Work required:
Among the records below, find the lines with the word "동기기의" and copy them.

Records for this task:
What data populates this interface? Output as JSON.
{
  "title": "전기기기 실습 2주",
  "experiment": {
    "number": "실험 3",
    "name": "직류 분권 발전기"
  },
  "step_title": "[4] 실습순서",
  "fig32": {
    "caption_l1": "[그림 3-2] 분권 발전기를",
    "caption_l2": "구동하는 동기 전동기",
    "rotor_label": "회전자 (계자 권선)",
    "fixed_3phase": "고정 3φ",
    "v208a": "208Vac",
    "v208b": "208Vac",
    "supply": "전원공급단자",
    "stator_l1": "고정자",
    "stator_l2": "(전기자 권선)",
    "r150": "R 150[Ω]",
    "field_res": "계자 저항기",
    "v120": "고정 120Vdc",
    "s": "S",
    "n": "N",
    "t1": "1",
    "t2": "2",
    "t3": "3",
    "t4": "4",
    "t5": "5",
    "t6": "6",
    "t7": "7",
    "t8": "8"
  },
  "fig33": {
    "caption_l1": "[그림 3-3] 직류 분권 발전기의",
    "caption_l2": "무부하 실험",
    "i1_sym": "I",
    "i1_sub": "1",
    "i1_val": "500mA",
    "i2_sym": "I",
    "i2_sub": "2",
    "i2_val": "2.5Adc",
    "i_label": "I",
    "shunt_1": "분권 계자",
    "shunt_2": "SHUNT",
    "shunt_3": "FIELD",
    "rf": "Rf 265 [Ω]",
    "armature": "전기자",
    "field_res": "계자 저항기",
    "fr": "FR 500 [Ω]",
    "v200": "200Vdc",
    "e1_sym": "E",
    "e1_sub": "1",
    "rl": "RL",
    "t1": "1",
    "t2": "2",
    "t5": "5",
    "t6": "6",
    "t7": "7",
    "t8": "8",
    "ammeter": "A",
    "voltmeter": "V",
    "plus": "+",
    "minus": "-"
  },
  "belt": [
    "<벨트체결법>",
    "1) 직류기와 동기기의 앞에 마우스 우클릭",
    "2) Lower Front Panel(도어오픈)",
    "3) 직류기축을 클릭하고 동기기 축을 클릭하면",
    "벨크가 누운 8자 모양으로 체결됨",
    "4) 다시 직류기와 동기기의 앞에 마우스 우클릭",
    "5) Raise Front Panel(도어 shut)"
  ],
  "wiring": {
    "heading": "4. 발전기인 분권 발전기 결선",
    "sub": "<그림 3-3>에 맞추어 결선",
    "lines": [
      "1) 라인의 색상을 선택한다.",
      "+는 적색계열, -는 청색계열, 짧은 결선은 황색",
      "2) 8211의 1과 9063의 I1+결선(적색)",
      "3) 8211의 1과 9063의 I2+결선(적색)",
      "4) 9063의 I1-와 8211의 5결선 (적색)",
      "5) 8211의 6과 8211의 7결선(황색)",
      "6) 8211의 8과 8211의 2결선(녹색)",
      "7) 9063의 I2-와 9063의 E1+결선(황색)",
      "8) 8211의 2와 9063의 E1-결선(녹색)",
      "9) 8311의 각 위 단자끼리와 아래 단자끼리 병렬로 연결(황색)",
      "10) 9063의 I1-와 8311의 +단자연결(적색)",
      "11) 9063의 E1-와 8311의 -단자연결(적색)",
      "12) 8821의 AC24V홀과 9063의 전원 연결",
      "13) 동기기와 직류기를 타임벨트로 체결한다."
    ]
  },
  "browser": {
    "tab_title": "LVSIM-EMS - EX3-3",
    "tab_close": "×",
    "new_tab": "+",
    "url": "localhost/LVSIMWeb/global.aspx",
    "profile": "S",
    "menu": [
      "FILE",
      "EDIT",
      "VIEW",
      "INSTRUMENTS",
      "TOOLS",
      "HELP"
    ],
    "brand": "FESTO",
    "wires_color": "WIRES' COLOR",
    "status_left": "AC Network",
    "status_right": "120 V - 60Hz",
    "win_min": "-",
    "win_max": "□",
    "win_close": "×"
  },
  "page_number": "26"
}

Solved problem:
    "1) 직류기와 동기기의 앞에 마우스 우클릭",
    "4) 다시 직류기와 동기기의 앞에 마우스 우클릭",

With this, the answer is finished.